Until then Nadir, 69, must wear an electronic tag – normally associated with youth asbo orders – and be subjected to a midnight to 6am curfew at his rented luxury home in Mayfair.
Nadir, who remains bankrupt, arrived at the Old Bailey court in a convoy of Mercedes and Jaguar cars.
Bankruptcy is usually dismissed after a year but because Mr Nadir fled the country his status was maintained.
Mr Justice Bean refused the former mogul’s request to bring the trial date forward so he could answer charges and said: ““The 17-year delay is not the fault of the prosecution, it is the fault of Mr Nadir.”
The court was told that the 66 charges against him alleging theft from his Polly Peck empire, may be reduced to 15 counts. The court was also told it was “unrealistic” to expect the trial any earlier.
Prosecutors will now try to trace the original 183 witnesses – if still alive - who had been due to give evidence at the trial he flew out of Britain to avoid.
Nadir left the UK in 1993 after being charged with theft and false accounting by the Serious Fraud Office, which prosecutes major financial crime. The SFO said Nadir embezzled about £34m from Polly Peck, a food- packaging firm that collapsed in 1990 when it was unable to pay its debts.

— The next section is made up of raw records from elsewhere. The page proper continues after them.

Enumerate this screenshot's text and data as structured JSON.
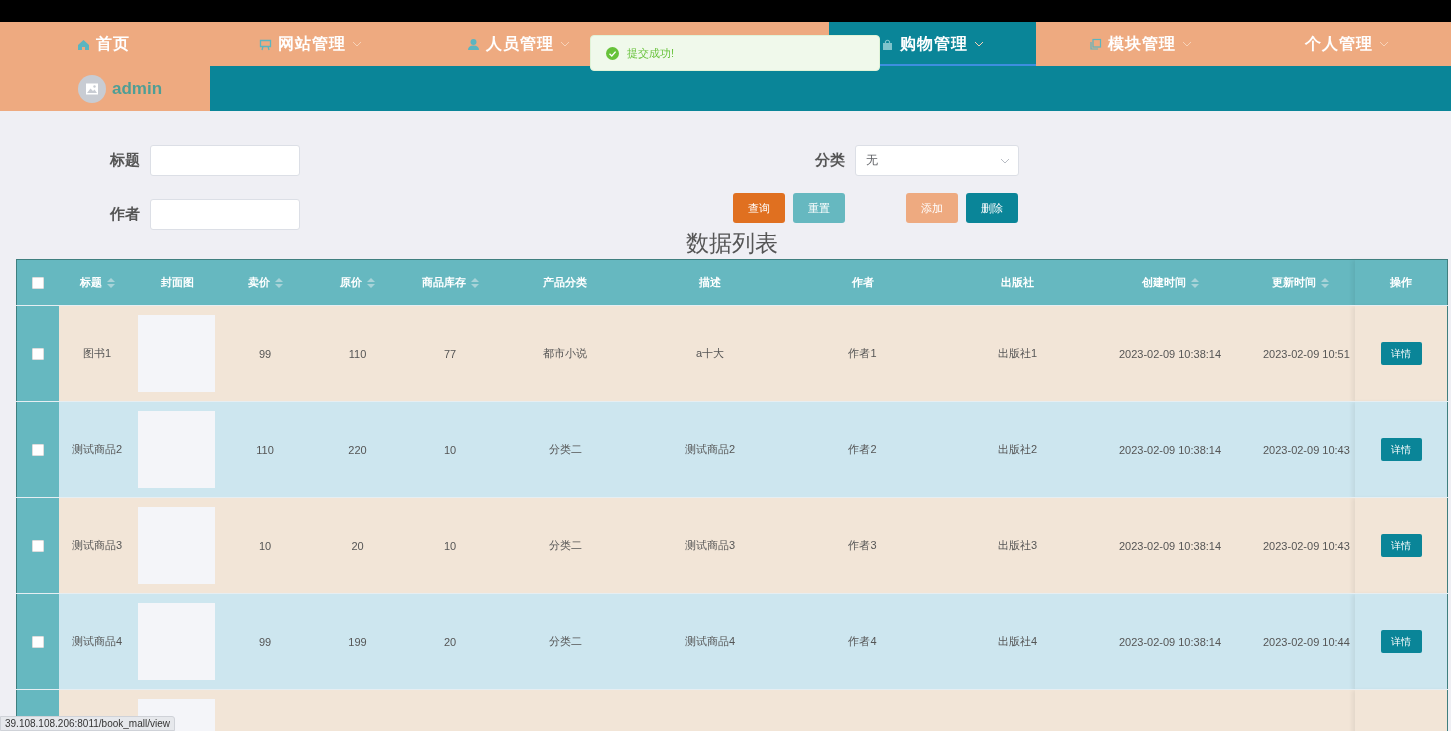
{
  "nav": {
    "items": [
      {
        "label": "首页",
        "kind": "home",
        "dropdown": false,
        "selected": false
      },
      {
        "label": "网站管理",
        "kind": "board",
        "dropdown": true,
        "selected": false
      },
      {
        "label": "人员管理",
        "kind": "person",
        "dropdown": true,
        "selected": false
      },
      {
        "label": "购物管理",
        "kind": "bag",
        "dropdown": true,
        "selected": true
      },
      {
        "label": "模块管理",
        "kind": "copy",
        "dropdown": true,
        "selected": false
      },
      {
        "label": "个人管理",
        "kind": "plain",
        "dropdown": true,
        "selected": false
      }
    ],
    "user": "admin"
  },
  "toast": {
    "kind": "success",
    "message": "提交成功!"
  },
  "search": {
    "fields": [
      {
        "label": "标题",
        "kind": "input"
      },
      {
        "label": "作者",
        "kind": "input"
      }
    ],
    "category": {
      "label": "分类",
      "value": "无"
    },
    "buttons": [
      {
        "label": "查询",
        "kind": "query"
      },
      {
        "label": "重置",
        "kind": "reset"
      },
      {
        "label": "添加",
        "kind": "add"
      },
      {
        "label": "删除",
        "kind": "delete"
      }
    ]
  },
  "table": {
    "title": "数据列表",
    "all_checked": false,
    "columns": [
      {
        "label": "标题",
        "sortable": true,
        "kind": "text"
      },
      {
        "label": "封面图",
        "sortable": false,
        "kind": "image"
      },
      {
        "label": "卖价",
        "sortable": true,
        "kind": "text"
      },
      {
        "label": "原价",
        "sortable": true,
        "kind": "text"
      },
      {
        "label": "商品库存",
        "sortable": true,
        "kind": "text"
      },
      {
        "label": "产品分类",
        "sortable": false,
        "kind": "text"
      },
      {
        "label": "描述",
        "sortable": false,
        "kind": "text"
      },
      {
        "label": "作者",
        "sortable": false,
        "kind": "text"
      },
      {
        "label": "出版社",
        "sortable": false,
        "kind": "text"
      },
      {
        "label": "创建时间",
        "sortable": true,
        "kind": "text"
      },
      {
        "label": "更新时间",
        "sortable": true,
        "kind": "text"
      },
      {
        "label": "操作",
        "sortable": false,
        "kind": "action"
      }
    ],
    "rows": [
      {
        "checked": false,
        "cells": [
          "图书1",
          "",
          "99",
          "110",
          "77",
          "都市小说",
          "a十大",
          "作者1",
          "出版社1",
          "2023-02-09 10:38:14",
          "2023-02-09 10:51",
          "详情"
        ]
      },
      {
        "checked": false,
        "cells": [
          "测试商品2",
          "",
          "110",
          "220",
          "10",
          "分类二",
          "测试商品2",
          "作者2",
          "出版社2",
          "2023-02-09 10:38:14",
          "2023-02-09 10:43",
          "详情"
        ]
      },
      {
        "checked": false,
        "cells": [
          "测试商品3",
          "",
          "10",
          "20",
          "10",
          "分类二",
          "测试商品3",
          "作者3",
          "出版社3",
          "2023-02-09 10:38:14",
          "2023-02-09 10:43",
          "详情"
        ]
      },
      {
        "checked": false,
        "cells": [
          "测试商品4",
          "",
          "99",
          "199",
          "20",
          "分类二",
          "测试商品4",
          "作者4",
          "出版社4",
          "2023-02-09 10:38:14",
          "2023-02-09 10:44",
          "详情"
        ]
      }
    ],
    "more_rows_below": true
  },
  "status_url": "39.108.108.206:8011/book_mall/view"
}
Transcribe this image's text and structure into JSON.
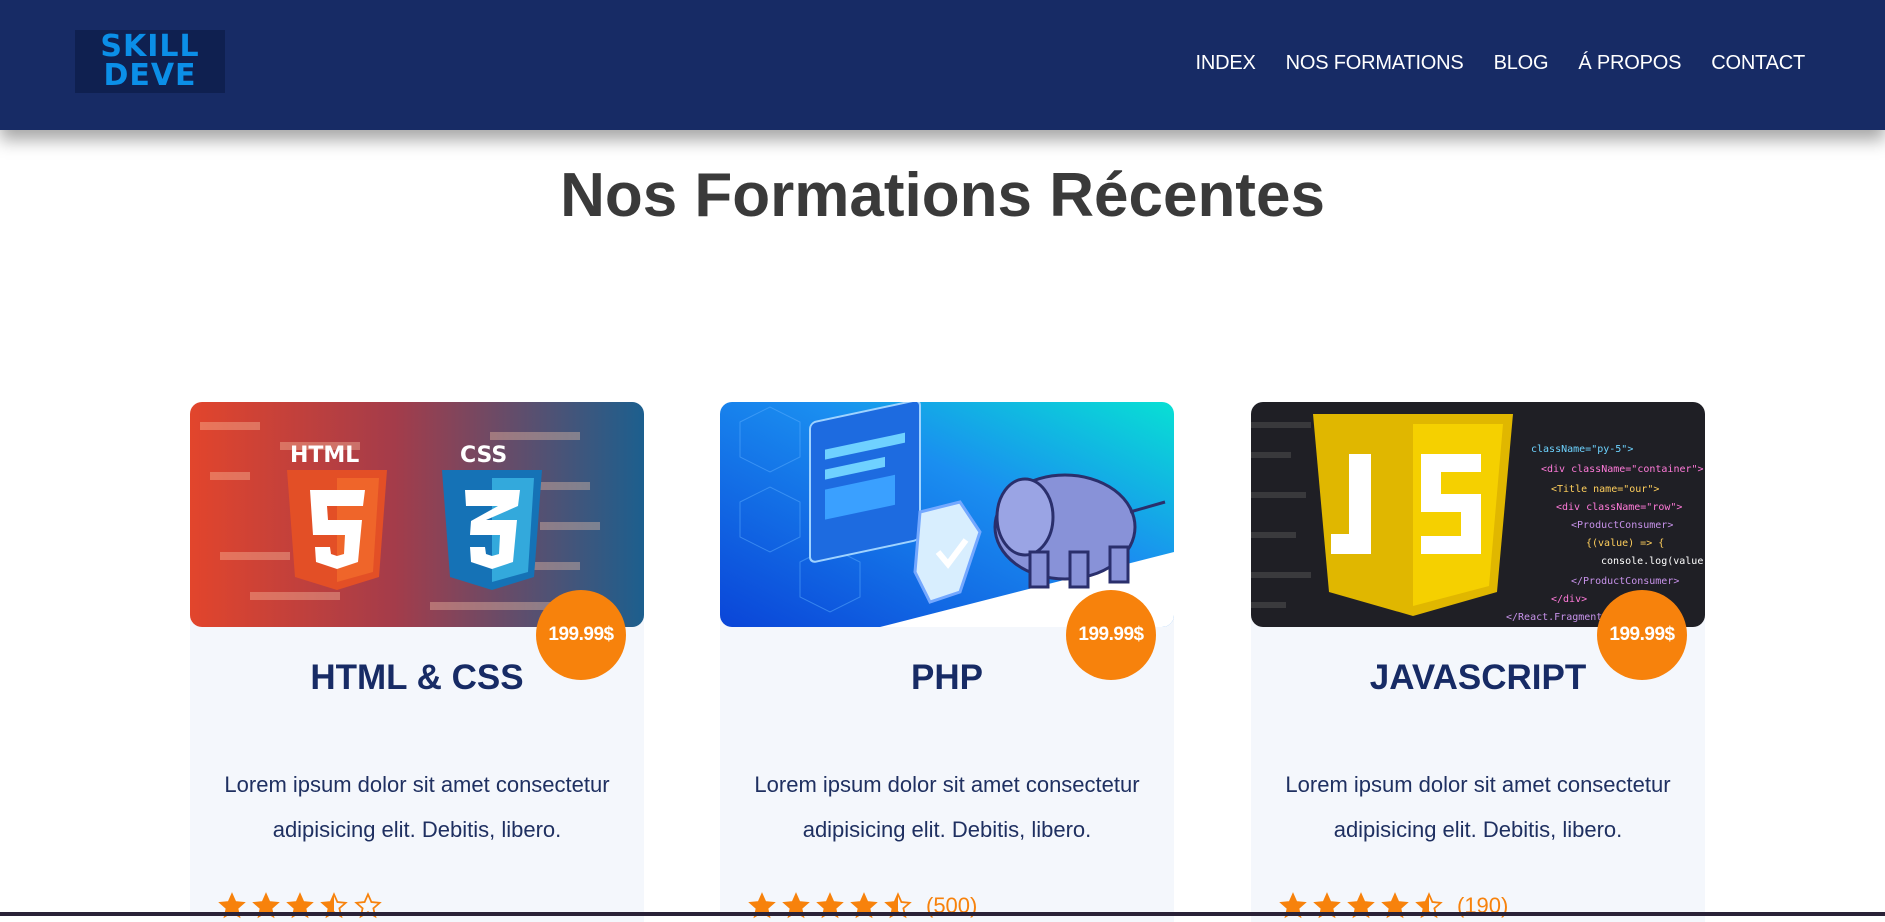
{
  "header": {
    "logo": {
      "line1": "SKILL",
      "line2": "DEVE"
    },
    "nav": [
      {
        "label": "INDEX"
      },
      {
        "label": "NOS FORMATIONS"
      },
      {
        "label": "BLOG"
      },
      {
        "label": "Á PROPOS"
      },
      {
        "label": "CONTACT"
      }
    ]
  },
  "main": {
    "title": "Nos Formations Récentes",
    "cards": [
      {
        "title": "HTML & CSS",
        "price": "199.99$",
        "description": "Lorem ipsum dolor sit amet consectetur adipisicing elit. Debitis, libero.",
        "rating": 3.5,
        "count": "",
        "image_labels": [
          "HTML",
          "CSS"
        ]
      },
      {
        "title": "PHP",
        "price": "199.99$",
        "description": "Lorem ipsum dolor sit amet consectetur adipisicing elit. Debitis, libero.",
        "rating": 4.5,
        "count": "(500)"
      },
      {
        "title": "JAVASCRIPT",
        "price": "199.99$",
        "description": "Lorem ipsum dolor sit amet consectetur adipisicing elit. Debitis, libero.",
        "rating": 4.5,
        "count": "(190)"
      }
    ]
  },
  "colors": {
    "header": "#172b65",
    "accent": "#f7820c",
    "card_bg": "#f4f7fc",
    "title_text": "#3a3a3a"
  }
}
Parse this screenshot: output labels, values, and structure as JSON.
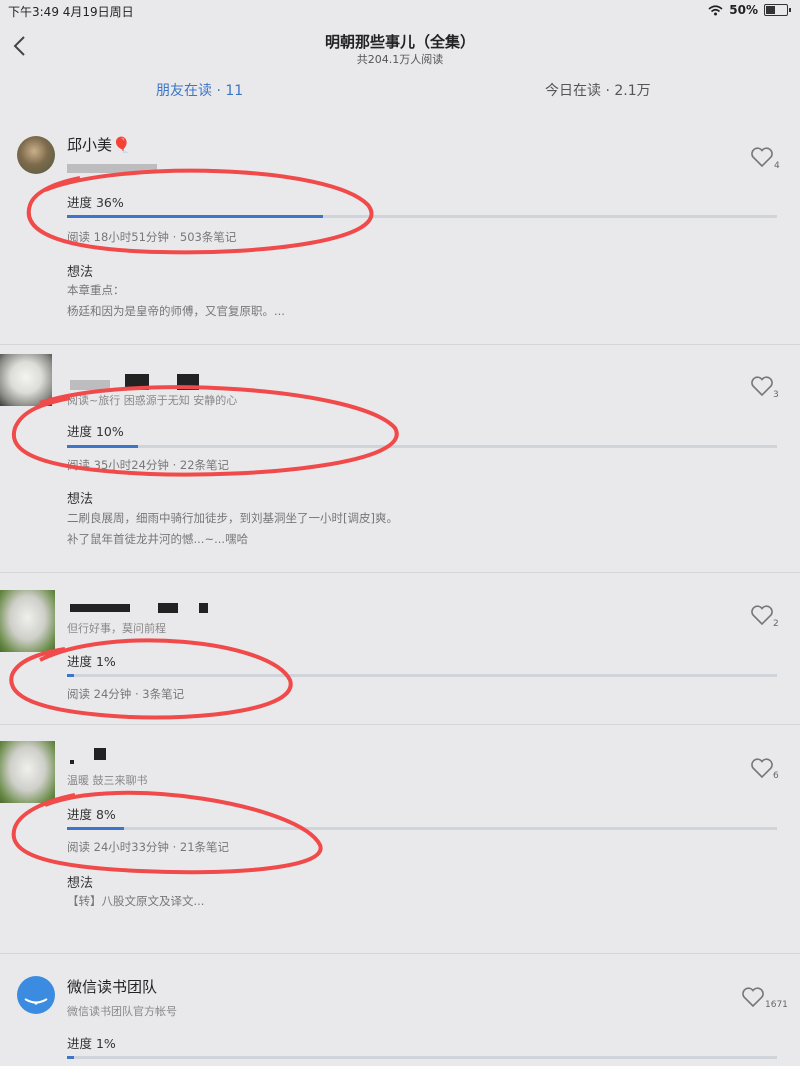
{
  "status_bar": {
    "time": "下午3:49  4月19日周日",
    "battery": "50%",
    "battery_level": 0.5
  },
  "header": {
    "title": "明朝那些事儿（全集）",
    "subtitle": "共204.1万人阅读"
  },
  "tabs": [
    {
      "label": "朋友在读 · 11",
      "active": true
    },
    {
      "label": "今日在读 · 2.1万",
      "active": false
    }
  ],
  "colors": {
    "accent": "#3b76c8",
    "annotation": "#f04a4a",
    "background": "#e9e9eb"
  },
  "entries": [
    {
      "name": "邱小美🎈",
      "bio": "",
      "likes": "4",
      "progress_label": "进度 36%",
      "progress": 0.36,
      "stats": "阅读 18小时51分钟 · 503条笔记",
      "thought_heading": "想法",
      "thought_lines": [
        "本章重点：",
        "杨廷和因为是皇帝的师傅，又官复原职。..."
      ]
    },
    {
      "name": "",
      "bio": "阅读~旅行 困惑源于无知 安静的心",
      "likes": "3",
      "progress_label": "进度 10%",
      "progress": 0.1,
      "stats": "阅读 35小时24分钟 · 22条笔记",
      "thought_heading": "想法",
      "thought_lines": [
        "二刷良展周，细雨中骑行加徒步，到刘基洞坐了一小时[调皮]爽。",
        "补了鼠年首徒龙井河的憾...~...嘿哈"
      ]
    },
    {
      "name": "",
      "bio": "但行好事，莫问前程",
      "likes": "2",
      "progress_label": "进度 1%",
      "progress": 0.01,
      "stats": "阅读 24分钟 · 3条笔记"
    },
    {
      "name": "",
      "bio": "温暖 鼓三来聊书",
      "likes": "6",
      "progress_label": "进度 8%",
      "progress": 0.08,
      "stats": "阅读 24小时33分钟 · 21条笔记",
      "thought_heading": "想法",
      "thought_lines": [
        "【转】八股文原文及译文..."
      ]
    },
    {
      "name": "微信读书团队",
      "bio": "微信读书团队官方帐号",
      "likes": "1671",
      "progress_label": "进度 1%",
      "progress": 0.01
    }
  ]
}
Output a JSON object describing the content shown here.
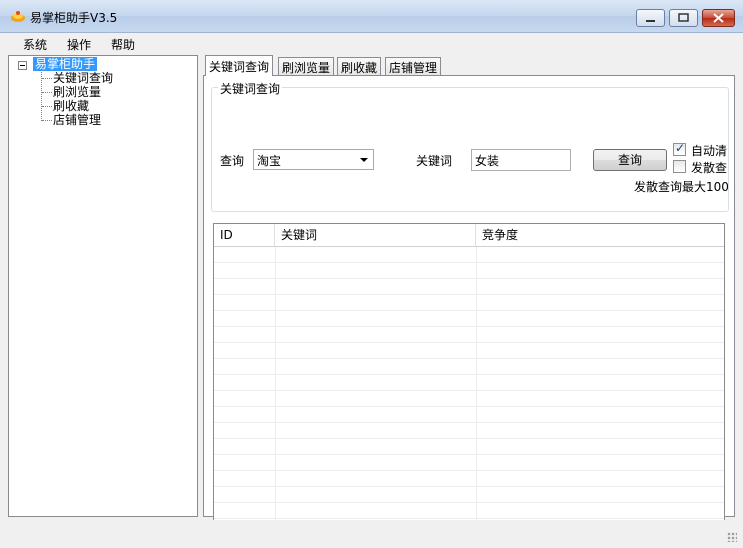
{
  "window": {
    "title": "易掌柜助手V3.5"
  },
  "menu": {
    "items": [
      "系统",
      "操作",
      "帮助"
    ]
  },
  "tree": {
    "root": "易掌柜助手",
    "children": [
      "关键词查询",
      "刷浏览量",
      "刷收藏",
      "店铺管理"
    ]
  },
  "tabs": [
    "关键词查询",
    "刷浏览量",
    "刷收藏",
    "店铺管理"
  ],
  "keyword_panel": {
    "group_title": "关键词查询",
    "query_label": "查询",
    "query_selected": "淘宝",
    "keyword_label": "关键词",
    "keyword_value": "女装",
    "query_button": "查询",
    "auto_clear_label": "自动清",
    "auto_clear_checked": true,
    "spread_query_label": "发散查",
    "spread_query_checked": false,
    "spread_note": "发散查询最大100"
  },
  "grid": {
    "columns": [
      "ID",
      "关键词",
      "竞争度"
    ]
  }
}
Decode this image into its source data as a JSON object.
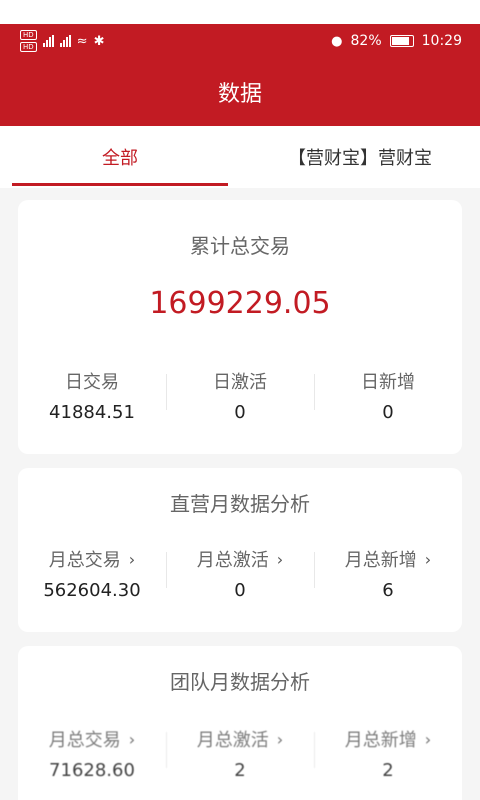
{
  "status": {
    "battery": "82%",
    "time": "10:29"
  },
  "header": {
    "title": "数据"
  },
  "tabs": [
    {
      "label": "全部"
    },
    {
      "label": "【营财宝】营财宝"
    }
  ],
  "total_card": {
    "title": "累计总交易",
    "amount": "1699229.05",
    "stats": [
      {
        "label": "日交易",
        "value": "41884.51"
      },
      {
        "label": "日激活",
        "value": "0"
      },
      {
        "label": "日新增",
        "value": "0"
      }
    ]
  },
  "direct_card": {
    "title": "直营月数据分析",
    "stats": [
      {
        "label": "月总交易",
        "value": "562604.30"
      },
      {
        "label": "月总激活",
        "value": "0"
      },
      {
        "label": "月总新增",
        "value": "6"
      }
    ]
  },
  "team_card": {
    "title": "团队月数据分析",
    "stats": [
      {
        "label": "月总交易",
        "value": "71628.60"
      },
      {
        "label": "月总激活",
        "value": "2"
      },
      {
        "label": "月总新增",
        "value": "2"
      }
    ]
  },
  "colors": {
    "brand": "#c21b23",
    "background": "#f5f5f5"
  }
}
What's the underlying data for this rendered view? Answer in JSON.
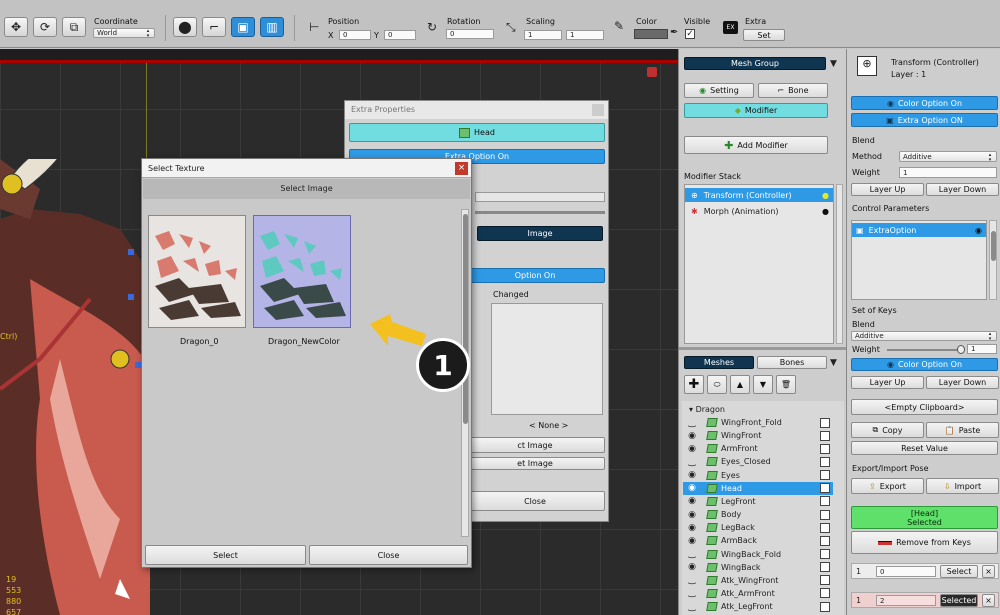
{
  "toolbar": {
    "coordinate_label": "Coordinate",
    "coordinate_value": "World",
    "position_label": "Position",
    "pos_x_label": "X",
    "pos_x": "0",
    "pos_y_label": "Y",
    "pos_y": "0",
    "rotation_label": "Rotation",
    "rotation": "0",
    "scaling_label": "Scaling",
    "scale_x": "1",
    "scale_y": "1",
    "color_label": "Color",
    "visible_label": "Visible",
    "extra_label": "Extra",
    "extra_set": "Set"
  },
  "viewport": {
    "left_label": "Ctrl)",
    "stats": [
      "19",
      "553",
      "880",
      "657"
    ]
  },
  "select_texture": {
    "title": "Select Texture",
    "heading": "Select Image",
    "images": [
      {
        "name": "Dragon_0"
      },
      {
        "name": "Dragon_NewColor"
      }
    ],
    "select_button": "Select",
    "close_button": "Close",
    "callout": "1"
  },
  "extra_properties": {
    "title": "Extra Properties",
    "head_button": "Head",
    "extra_option_on": "Extra Option On",
    "image_button": "Image",
    "option_on": "Option On",
    "changed_label": "Changed",
    "none_label": "< None >",
    "select_image": "ct Image",
    "reset_image": "et Image",
    "close_button": "Close"
  },
  "mid_panel": {
    "mesh_group": "Mesh Group",
    "setting": "Setting",
    "bone": "Bone",
    "modifier": "Modifier",
    "add_modifier": "Add Modifier",
    "modifier_stack_label": "Modifier Stack",
    "modifiers": [
      {
        "name": "Transform (Controller)"
      },
      {
        "name": "Morph (Animation)"
      }
    ],
    "tab_meshes": "Meshes",
    "tab_bones": "Bones",
    "group_name": "Dragon",
    "meshes": [
      {
        "name": "WingFront_Fold",
        "eye": "closed"
      },
      {
        "name": "WingFront",
        "eye": "open"
      },
      {
        "name": "ArmFront",
        "eye": "open"
      },
      {
        "name": "Eyes_Closed",
        "eye": "closed"
      },
      {
        "name": "Eyes",
        "eye": "open"
      },
      {
        "name": "Head",
        "eye": "open",
        "selected": true
      },
      {
        "name": "LegFront",
        "eye": "open"
      },
      {
        "name": "Body",
        "eye": "open"
      },
      {
        "name": "LegBack",
        "eye": "open"
      },
      {
        "name": "ArmBack",
        "eye": "open"
      },
      {
        "name": "WingBack_Fold",
        "eye": "closed"
      },
      {
        "name": "WingBack",
        "eye": "open"
      },
      {
        "name": "Atk_WingFront",
        "eye": "closed"
      },
      {
        "name": "Atk_ArmFront",
        "eye": "closed"
      },
      {
        "name": "Atk_LegFront",
        "eye": "closed"
      }
    ]
  },
  "right_panel": {
    "title": "Transform (Controller)",
    "layer": "Layer : 1",
    "color_option_on": "Color Option On",
    "extra_option_on": "Extra Option ON",
    "blend_label": "Blend",
    "method_label": "Method",
    "method_value": "Additive",
    "weight_label": "Weight",
    "weight_value": "1",
    "layer_up": "Layer Up",
    "layer_down": "Layer Down",
    "control_params_label": "Control Parameters",
    "control_param_item": "ExtraOption",
    "set_of_keys_label": "Set of Keys",
    "blend2_label": "Blend",
    "blend2_value": "Additive",
    "weight2_label": "Weight",
    "weight2_value": "1",
    "color_option_on2": "Color Option On",
    "layer_up2": "Layer Up",
    "layer_down2": "Layer Down",
    "empty_clipboard": "<Empty Clipboard>",
    "copy": "Copy",
    "paste": "Paste",
    "reset_value": "Reset Value",
    "export_import_label": "Export/Import Pose",
    "export": "Export",
    "import": "Import",
    "selected_head": "[Head]",
    "selected_label": "Selected",
    "remove_from_keys": "Remove from Keys",
    "key_rows": [
      {
        "index": "1",
        "value": "0",
        "button": "Select"
      },
      {
        "index": "1",
        "value": "2",
        "button": "Selected"
      }
    ]
  },
  "colors": {
    "accent_cyan": "#72dde0",
    "accent_blue": "#2e9ae6",
    "navy": "#0f3550",
    "select_green": "#5fe06a",
    "viewport_bg": "#2b2b2b"
  }
}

An abusive of process hearing, in which Nadir's lawyers will argue that all the charges should be thrown out, will take place next March. If their submissions fail the trial will start in October next year.
Legal experts have voiced concerns that the trial could collapse if it becomes evident that too much time has elapsed since Polly Peck collapsed.